COSTS: US$40 million 'green', estimated US$49 million to 54 million typically equipped (2002). Direct operating cost estimated at US$1,700 per hour based on operation within the USA and utilisation of 900 hours per year.

DESIGN FEATURES: Combines fuselage of 737-700, strengthened in aft section, with centre-section, wing and landing gear of 737-800. Aviation Partners Inc winglets standard, affording 5 to 7 per cent reduction in cruise drag, resulting in four to five per cent increase in range; winglets evaluated in mid-1998 by 737-800 (N737BX), first flown on BBJ prototype (N737BZ) on 20 February 1999, received FAA approval on 6 September 2000 and fitted as standard.

POWER PLANT: Two CFM International CFM56-7 turbofans, each rated at 121.4 kN (27,300 lb st). Standard N-G 737 fuel of 26,025 litres (6,875 US gallons; 5,725 Imp gallons) contained in wing, plus between three and nine belly tanks; maximum combined capacity 40,582 litres (10,721 US gallons; 8,927 Imp gallons).
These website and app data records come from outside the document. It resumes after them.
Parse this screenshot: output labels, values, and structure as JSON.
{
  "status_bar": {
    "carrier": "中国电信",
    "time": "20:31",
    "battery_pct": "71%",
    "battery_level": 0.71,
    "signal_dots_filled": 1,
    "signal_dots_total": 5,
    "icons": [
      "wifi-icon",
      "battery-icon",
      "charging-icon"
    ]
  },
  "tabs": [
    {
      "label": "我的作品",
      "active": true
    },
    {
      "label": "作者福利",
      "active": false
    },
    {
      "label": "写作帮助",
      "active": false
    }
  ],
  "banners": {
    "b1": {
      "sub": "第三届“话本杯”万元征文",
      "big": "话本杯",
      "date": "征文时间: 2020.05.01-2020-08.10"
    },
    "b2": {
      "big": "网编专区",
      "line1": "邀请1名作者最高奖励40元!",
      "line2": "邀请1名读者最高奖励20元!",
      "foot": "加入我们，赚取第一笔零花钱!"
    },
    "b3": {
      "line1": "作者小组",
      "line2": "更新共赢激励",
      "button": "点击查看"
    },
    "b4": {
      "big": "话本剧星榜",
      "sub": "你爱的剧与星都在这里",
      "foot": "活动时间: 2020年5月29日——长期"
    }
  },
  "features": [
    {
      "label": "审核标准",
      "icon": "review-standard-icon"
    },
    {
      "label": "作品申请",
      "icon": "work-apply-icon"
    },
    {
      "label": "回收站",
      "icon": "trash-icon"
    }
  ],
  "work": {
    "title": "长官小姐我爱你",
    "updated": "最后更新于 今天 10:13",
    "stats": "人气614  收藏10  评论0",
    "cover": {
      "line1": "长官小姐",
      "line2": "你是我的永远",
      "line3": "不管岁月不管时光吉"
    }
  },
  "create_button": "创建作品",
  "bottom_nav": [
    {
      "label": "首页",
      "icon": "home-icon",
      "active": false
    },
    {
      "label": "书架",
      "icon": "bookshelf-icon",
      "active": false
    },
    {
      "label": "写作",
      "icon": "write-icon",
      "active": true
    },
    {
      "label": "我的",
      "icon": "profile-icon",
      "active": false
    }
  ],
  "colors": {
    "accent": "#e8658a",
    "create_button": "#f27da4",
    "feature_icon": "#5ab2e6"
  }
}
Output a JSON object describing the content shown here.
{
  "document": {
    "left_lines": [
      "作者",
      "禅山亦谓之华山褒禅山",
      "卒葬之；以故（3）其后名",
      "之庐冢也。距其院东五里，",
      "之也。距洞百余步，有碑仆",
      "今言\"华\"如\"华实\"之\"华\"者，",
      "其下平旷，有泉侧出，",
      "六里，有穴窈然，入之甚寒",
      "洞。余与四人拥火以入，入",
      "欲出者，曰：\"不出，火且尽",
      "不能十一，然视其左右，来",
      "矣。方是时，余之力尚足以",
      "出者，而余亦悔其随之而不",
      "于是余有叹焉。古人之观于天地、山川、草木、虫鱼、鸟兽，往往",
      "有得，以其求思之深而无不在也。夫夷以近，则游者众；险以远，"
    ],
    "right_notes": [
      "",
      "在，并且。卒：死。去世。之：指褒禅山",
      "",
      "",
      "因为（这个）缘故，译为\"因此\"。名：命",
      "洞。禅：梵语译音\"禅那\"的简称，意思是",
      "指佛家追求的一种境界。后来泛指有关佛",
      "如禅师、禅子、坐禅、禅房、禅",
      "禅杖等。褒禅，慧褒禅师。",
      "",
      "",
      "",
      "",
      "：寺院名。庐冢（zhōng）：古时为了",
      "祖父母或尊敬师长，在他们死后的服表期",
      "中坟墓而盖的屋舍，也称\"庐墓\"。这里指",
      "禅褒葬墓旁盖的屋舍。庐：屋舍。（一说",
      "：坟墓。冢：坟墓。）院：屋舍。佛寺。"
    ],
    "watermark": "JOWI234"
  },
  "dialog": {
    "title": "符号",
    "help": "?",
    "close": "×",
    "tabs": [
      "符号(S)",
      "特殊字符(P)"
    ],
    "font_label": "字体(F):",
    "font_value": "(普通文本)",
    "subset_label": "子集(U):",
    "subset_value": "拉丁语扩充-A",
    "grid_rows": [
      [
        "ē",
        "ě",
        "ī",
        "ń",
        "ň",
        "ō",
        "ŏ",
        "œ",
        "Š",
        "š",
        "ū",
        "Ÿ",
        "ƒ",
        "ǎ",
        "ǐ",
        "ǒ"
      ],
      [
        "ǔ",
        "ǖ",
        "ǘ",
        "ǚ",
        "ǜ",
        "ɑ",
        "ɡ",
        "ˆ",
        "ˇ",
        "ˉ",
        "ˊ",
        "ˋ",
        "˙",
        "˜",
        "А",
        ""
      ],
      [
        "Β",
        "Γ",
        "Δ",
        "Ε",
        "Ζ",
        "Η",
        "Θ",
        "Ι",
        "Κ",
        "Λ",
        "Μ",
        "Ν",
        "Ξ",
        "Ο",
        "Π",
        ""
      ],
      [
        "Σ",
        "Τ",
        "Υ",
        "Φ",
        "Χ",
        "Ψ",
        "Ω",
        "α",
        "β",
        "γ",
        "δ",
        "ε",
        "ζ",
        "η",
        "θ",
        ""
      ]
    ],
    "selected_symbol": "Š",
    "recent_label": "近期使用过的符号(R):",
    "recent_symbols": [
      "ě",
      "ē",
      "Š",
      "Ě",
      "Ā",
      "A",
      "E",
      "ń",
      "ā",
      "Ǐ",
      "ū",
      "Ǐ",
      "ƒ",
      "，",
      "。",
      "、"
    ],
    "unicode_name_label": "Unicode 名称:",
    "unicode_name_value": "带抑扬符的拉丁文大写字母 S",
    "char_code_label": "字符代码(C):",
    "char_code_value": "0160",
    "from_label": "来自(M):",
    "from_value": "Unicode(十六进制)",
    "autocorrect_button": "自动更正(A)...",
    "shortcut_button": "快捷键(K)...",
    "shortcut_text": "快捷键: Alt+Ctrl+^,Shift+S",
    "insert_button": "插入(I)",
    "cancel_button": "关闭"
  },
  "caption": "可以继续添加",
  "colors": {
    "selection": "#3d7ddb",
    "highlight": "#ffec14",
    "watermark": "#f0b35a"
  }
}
ACCOMMODATION: To customer's choice; operating weights based on allowance of 5,624 kg (12,400 lb). Typical configuration includes forward lounge and private suite with double bed; mid-section conference room; 12 first class sleeper seats at 152 cm (60 in) pitch in two rows with centre aisle, and galley, lavatory and service area at rear, with crew rest area, galley and lavatory aft of flight deck. Alternative arrangements provide for exercise room/gymnasium, office, 24 first-class sleeper seats or high-density seating for up to 63 passengers, three abreast in two rows. Maximum 149 passengers in airline configuration. Cabin equivalent altitude reduced to 1,980 m (6,500 ft) from 2004, with retrofit available.

AVIONICS: Rockwell Collins Series 90 as core system.
Comms: Triple VHF comm with 8.33 kHz channel spacing; dual HF comm; L-3 Communications 120-minute CVR and Coltech Selcal.
Flight: Dual Rockwell Collins multimode GPS/ILS/VOR/DME receivers; dual ADF; TCAS II; predictive windshear; dual Smiths Industries flight management computers; dual Honeywell ADIRU; Honeywell EGPWS; L-3 Communications FDR and CVR; Flight Dynamics HGS 4000 head-up guidance system; Teledyne airborne navigation data recorder, digital flight data acquisition unit and quick-access recorder; Teledyne Navlink, including two additional navigation computers and electronic standby artificial horizon.
Instrumentation: Honeywell flat-panel LCD displays.
Mission: Optional Teledyne Telelink. C-40B equipment includes fibre-optic communications management system; worldwide secure voice and data transmission (UHF, VHF, HF, UHF and commercial satcom, Magnastar airphones, UHF/AM, Boeing Connexion data/video Broadband, secure conferencing and Wideband data and LAN).